Work instructions
Carry none of the pictures over; write out the complete data exactly.

Input data below:

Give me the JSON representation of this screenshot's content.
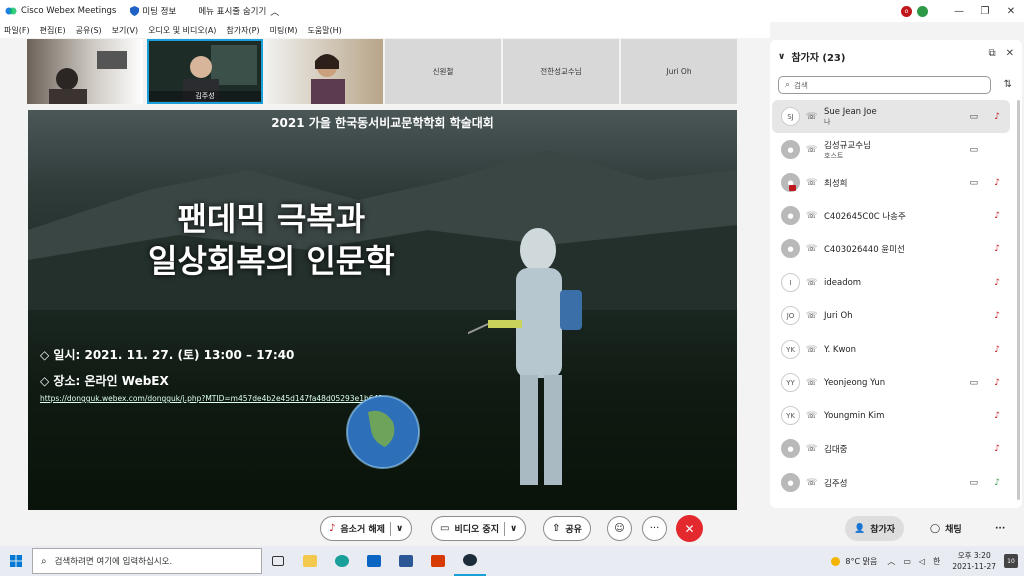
{
  "app": {
    "title": "Cisco Webex Meetings",
    "meeting_info": "미팅 정보",
    "hide_menu": "메뉴 표시줄 숨기기"
  },
  "menubar": {
    "items": [
      "파일(F)",
      "편집(E)",
      "공유(S)",
      "보기(V)",
      "오디오 및 비디오(A)",
      "참가자(P)",
      "미팅(M)",
      "도움말(H)"
    ]
  },
  "thumbnails": [
    {
      "name": "",
      "type": "video"
    },
    {
      "name": "김주성",
      "type": "video"
    },
    {
      "name": "",
      "type": "video"
    },
    {
      "name": "신원철",
      "type": "name"
    },
    {
      "name": "전한성교수님",
      "type": "name"
    },
    {
      "name": "Juri Oh",
      "type": "name"
    }
  ],
  "slide": {
    "conference": "2021 가을 한국동서비교문학학회 학술대회",
    "headline1": "팬데믹 극복과",
    "headline2": "일상회복의 인문학",
    "date": "◇ 일시: 2021. 11. 27. (토) 13:00 – 17:40",
    "place": "◇ 장소: 온라인 WebEX",
    "link": "https://dongguk.webex.com/dongguk/j.php?MTID=m457de4b2e45d147fa48d05293e1b641a",
    "thumb_text": "팬데믹\n일상회복"
  },
  "participants": {
    "header": "참가자 (23)",
    "search_placeholder": "검색",
    "list": [
      {
        "initials": "SJ",
        "name": "Sue Jean Joe",
        "role": "나",
        "cam": true,
        "mic": "muted",
        "me": true
      },
      {
        "initials": "",
        "name": "김성규교수님",
        "role": "호스트",
        "cam": true,
        "mic": "none"
      },
      {
        "initials": "",
        "name": "최성희",
        "role": "",
        "cam": true,
        "mic": "muted",
        "badge": true
      },
      {
        "initials": "",
        "name": "C402645C0C 나송주",
        "role": "",
        "cam": false,
        "mic": "muted"
      },
      {
        "initials": "",
        "name": "C403026440 윤미선",
        "role": "",
        "cam": false,
        "mic": "muted"
      },
      {
        "initials": "I",
        "name": "ideadom",
        "role": "",
        "cam": false,
        "mic": "muted"
      },
      {
        "initials": "JO",
        "name": "Juri Oh",
        "role": "",
        "cam": false,
        "mic": "muted"
      },
      {
        "initials": "YK",
        "name": "Y. Kwon",
        "role": "",
        "cam": false,
        "mic": "muted"
      },
      {
        "initials": "YY",
        "name": "Yeonjeong Yun",
        "role": "",
        "cam": true,
        "mic": "muted"
      },
      {
        "initials": "YK",
        "name": "Youngmin Kim",
        "role": "",
        "cam": false,
        "mic": "muted"
      },
      {
        "initials": "",
        "name": "김대중",
        "role": "",
        "cam": false,
        "mic": "muted"
      },
      {
        "initials": "",
        "name": "김주성",
        "role": "",
        "cam": true,
        "mic": "on"
      }
    ]
  },
  "controls": {
    "unmute": "음소거 해제",
    "stop_video": "비디오 중지",
    "share": "공유",
    "participants": "참가자",
    "chat": "채팅"
  },
  "taskbar": {
    "search_placeholder": "검색하려면 여기에 입력하십시오.",
    "weather": "8°C  맑음",
    "ime": "한",
    "time": "오후 3:20",
    "date": "2021-11-27",
    "notifications": "10"
  },
  "colors": {
    "accent": "#1a9fd8",
    "end_call": "#e3282e",
    "muted": "#c0171d"
  }
}
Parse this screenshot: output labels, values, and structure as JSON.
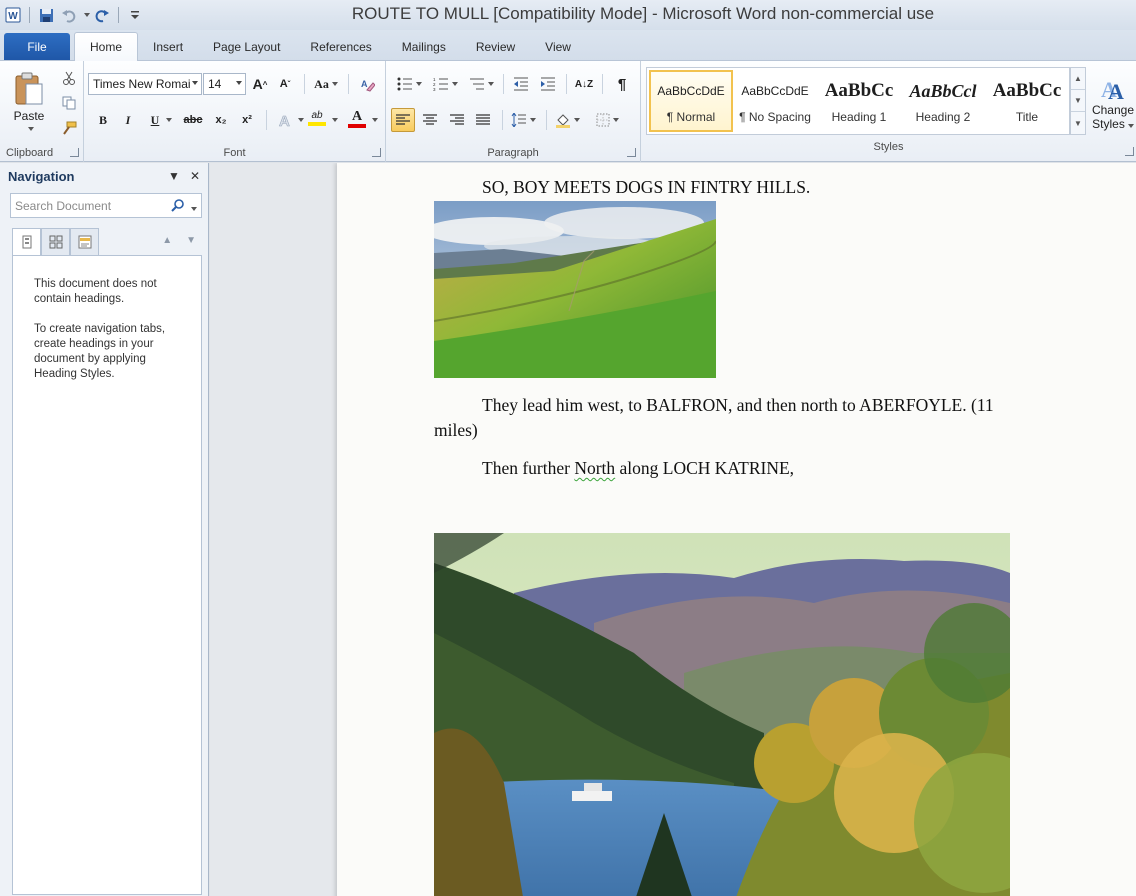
{
  "window": {
    "title": "ROUTE TO MULL [Compatibility Mode]  -  Microsoft Word non-commercial use"
  },
  "tabs": [
    {
      "label": "File"
    },
    {
      "label": "Home"
    },
    {
      "label": "Insert"
    },
    {
      "label": "Page Layout"
    },
    {
      "label": "References"
    },
    {
      "label": "Mailings"
    },
    {
      "label": "Review"
    },
    {
      "label": "View"
    }
  ],
  "ribbon": {
    "clipboard": {
      "paste": "Paste",
      "label": "Clipboard"
    },
    "font": {
      "name": "Times New Romai",
      "size": "14",
      "label": "Font",
      "grow": "A",
      "shrink": "A",
      "case": "Aa",
      "bold": "B",
      "italic": "I",
      "underline": "U",
      "strike": "abc",
      "subscript": "x₂",
      "superscript": "x²",
      "highlight": "ab",
      "fontcolor": "A"
    },
    "paragraph": {
      "label": "Paragraph",
      "pilcrow": "¶",
      "sort": "A↓Z"
    },
    "styles": {
      "label": "Styles",
      "items": [
        {
          "sample": "AaBbCcDdE",
          "name": "¶ Normal"
        },
        {
          "sample": "AaBbCcDdE",
          "name": "¶ No Spacing"
        },
        {
          "sample": "AaBbCc",
          "name": "Heading 1"
        },
        {
          "sample": "AaBbCcl",
          "name": "Heading 2"
        },
        {
          "sample": "AaBbCc",
          "name": "Title"
        }
      ],
      "change_styles_line1": "Change",
      "change_styles_line2": "Styles"
    }
  },
  "navigation": {
    "title": "Navigation",
    "search_placeholder": "Search Document",
    "message1": "This document does not contain headings.",
    "message2": "To create navigation tabs, create headings in your document by applying Heading Styles."
  },
  "document": {
    "line1": "SO, BOY MEETS DOGS IN FINTRY HILLS.",
    "line2a": "They lead him west, to BALFRON, and then north to ABERFOYLE. (11",
    "line2b": "miles)",
    "line3_pre": "Then further ",
    "line3_word": "North",
    "line3_post": " along LOCH KATRINE,"
  },
  "colors": {
    "file_tab": "#2a66b8",
    "selection_gold": "#f2c24e",
    "squiggle": "#3aa33a"
  }
}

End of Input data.

Response area
Give me the JSON representation of this screenshot's content.
{
  "app": {
    "title": "Cisco Webex Meetings",
    "meeting_info": "미팅 정보",
    "hide_menu": "메뉴 표시줄 숨기기"
  },
  "menubar": {
    "items": [
      "파일(F)",
      "편집(E)",
      "공유(S)",
      "보기(V)",
      "오디오 및 비디오(A)",
      "참가자(P)",
      "미팅(M)",
      "도움말(H)"
    ]
  },
  "thumbnails": [
    {
      "name": "",
      "type": "video"
    },
    {
      "name": "김주성",
      "type": "video"
    },
    {
      "name": "",
      "type": "video"
    },
    {
      "name": "신원철",
      "type": "name"
    },
    {
      "name": "전한성교수님",
      "type": "name"
    },
    {
      "name": "Juri Oh",
      "type": "name"
    }
  ],
  "slide": {
    "conference": "2021 가을 한국동서비교문학학회 학술대회",
    "headline1": "팬데믹 극복과",
    "headline2": "일상회복의 인문학",
    "date": "◇ 일시: 2021. 11. 27. (토) 13:00 – 17:40",
    "place": "◇ 장소: 온라인 WebEX",
    "link": "https://dongguk.webex.com/dongguk/j.php?MTID=m457de4b2e45d147fa48d05293e1b641a",
    "thumb_text": "팬데믹\n일상회복"
  },
  "participants": {
    "header": "참가자 (23)",
    "search_placeholder": "검색",
    "list": [
      {
        "initials": "SJ",
        "name": "Sue Jean Joe",
        "role": "나",
        "cam": true,
        "mic": "muted",
        "me": true
      },
      {
        "initials": "",
        "name": "김성규교수님",
        "role": "호스트",
        "cam": true,
        "mic": "none"
      },
      {
        "initials": "",
        "name": "최성희",
        "role": "",
        "cam": true,
        "mic": "muted",
        "badge": true
      },
      {
        "initials": "",
        "name": "C402645C0C 나송주",
        "role": "",
        "cam": false,
        "mic": "muted"
      },
      {
        "initials": "",
        "name": "C403026440 윤미선",
        "role": "",
        "cam": false,
        "mic": "muted"
      },
      {
        "initials": "I",
        "name": "ideadom",
        "role": "",
        "cam": false,
        "mic": "muted"
      },
      {
        "initials": "JO",
        "name": "Juri Oh",
        "role": "",
        "cam": false,
        "mic": "muted"
      },
      {
        "initials": "YK",
        "name": "Y. Kwon",
        "role": "",
        "cam": false,
        "mic": "muted"
      },
      {
        "initials": "YY",
        "name": "Yeonjeong Yun",
        "role": "",
        "cam": true,
        "mic": "muted"
      },
      {
        "initials": "YK",
        "name": "Youngmin Kim",
        "role": "",
        "cam": false,
        "mic": "muted"
      },
      {
        "initials": "",
        "name": "김대중",
        "role": "",
        "cam": false,
        "mic": "muted"
      },
      {
        "initials": "",
        "name": "김주성",
        "role": "",
        "cam": true,
        "mic": "on"
      }
    ]
  },
  "controls": {
    "unmute": "음소거 해제",
    "stop_video": "비디오 중지",
    "share": "공유",
    "participants": "참가자",
    "chat": "채팅"
  },
  "taskbar": {
    "search_placeholder": "검색하려면 여기에 입력하십시오.",
    "weather": "8°C  맑음",
    "ime": "한",
    "time": "오후 3:20",
    "date": "2021-11-27",
    "notifications": "10"
  },
  "colors": {
    "accent": "#1a9fd8",
    "end_call": "#e3282e",
    "muted": "#c0171d"
  }
}
Parse this screenshot: output labels, values, and structure as JSON.
{
  "window": {
    "title": "ROUTE TO MULL [Compatibility Mode]  -  Microsoft Word non-commercial use"
  },
  "tabs": [
    {
      "label": "File"
    },
    {
      "label": "Home"
    },
    {
      "label": "Insert"
    },
    {
      "label": "Page Layout"
    },
    {
      "label": "References"
    },
    {
      "label": "Mailings"
    },
    {
      "label": "Review"
    },
    {
      "label": "View"
    }
  ],
  "ribbon": {
    "clipboard": {
      "paste": "Paste",
      "label": "Clipboard"
    },
    "font": {
      "name": "Times New Romai",
      "size": "14",
      "label": "Font",
      "grow": "A",
      "shrink": "A",
      "case": "Aa",
      "bold": "B",
      "italic": "I",
      "underline": "U",
      "strike": "abc",
      "subscript": "x₂",
      "superscript": "x²",
      "highlight": "ab",
      "fontcolor": "A"
    },
    "paragraph": {
      "label": "Paragraph",
      "pilcrow": "¶",
      "sort": "A↓Z"
    },
    "styles": {
      "label": "Styles",
      "items": [
        {
          "sample": "AaBbCcDdE",
          "name": "¶ Normal"
        },
        {
          "sample": "AaBbCcDdE",
          "name": "¶ No Spacing"
        },
        {
          "sample": "AaBbCc",
          "name": "Heading 1"
        },
        {
          "sample": "AaBbCcl",
          "name": "Heading 2"
        },
        {
          "sample": "AaBbCc",
          "name": "Title"
        }
      ],
      "change_styles_line1": "Change",
      "change_styles_line2": "Styles"
    }
  },
  "navigation": {
    "title": "Navigation",
    "search_placeholder": "Search Document",
    "message1": "This document does not contain headings.",
    "message2": "To create navigation tabs, create headings in your document by applying Heading Styles."
  },
  "document": {
    "line1": "SO, BOY MEETS DOGS IN FINTRY HILLS.",
    "line2a": "They lead him west, to BALFRON, and then north to ABERFOYLE. (11",
    "line2b": "miles)",
    "line3_pre": "Then further ",
    "line3_word": "North",
    "line3_post": " along LOCH KATRINE,"
  },
  "colors": {
    "file_tab": "#2a66b8",
    "selection_gold": "#f2c24e",
    "squiggle": "#3aa33a"
  }
}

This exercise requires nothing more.